**WORK REQUIRED**
Return, from the listing below, each line where the word "icon" appears.

**RECORDS SHOWN**
• • • •

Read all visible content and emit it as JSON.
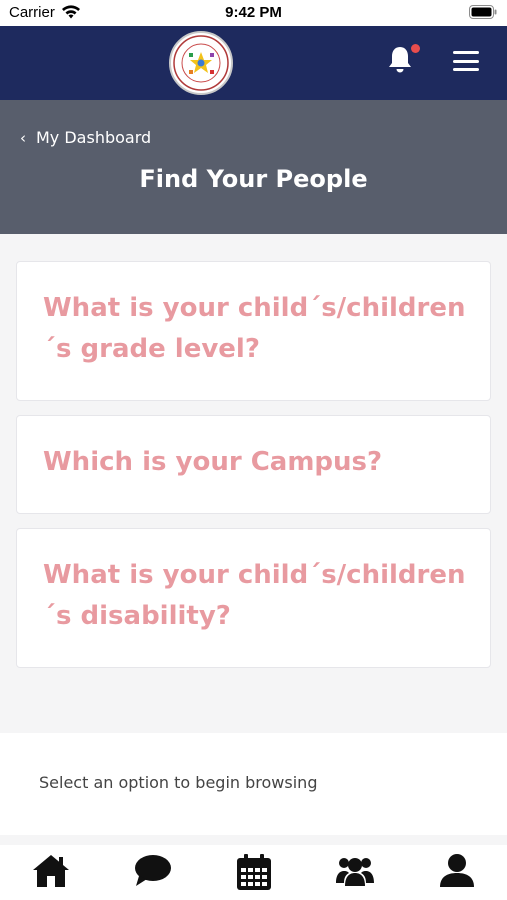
{
  "status_bar": {
    "carrier": "Carrier",
    "time": "9:42 PM"
  },
  "top_bar": {
    "logo": "school-seal-logo",
    "notification_dot_color": "#e84d4d"
  },
  "header": {
    "back_label": "My Dashboard",
    "title": "Find Your People"
  },
  "cards": [
    {
      "text": "What is your child´s/children ´s grade level?"
    },
    {
      "text": "Which is your Campus?"
    },
    {
      "text": "What is your child´s/children ´s disability?"
    }
  ],
  "browse": {
    "hint": "Select an option to begin browsing"
  },
  "tab_bar": {
    "items": [
      {
        "icon": "home-icon"
      },
      {
        "icon": "chat-icon"
      },
      {
        "icon": "calendar-icon"
      },
      {
        "icon": "group-icon"
      },
      {
        "icon": "profile-icon"
      }
    ]
  },
  "colors": {
    "nav": "#1e2a5e",
    "header": "#585e6c",
    "card_text": "#e89aa0"
  }
}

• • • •

**SOLVED EXERCISE**
        "icon": "home-icon"
        "icon": "chat-icon"
        "icon": "calendar-icon"
        "icon": "group-icon"
        "icon": "profile-icon"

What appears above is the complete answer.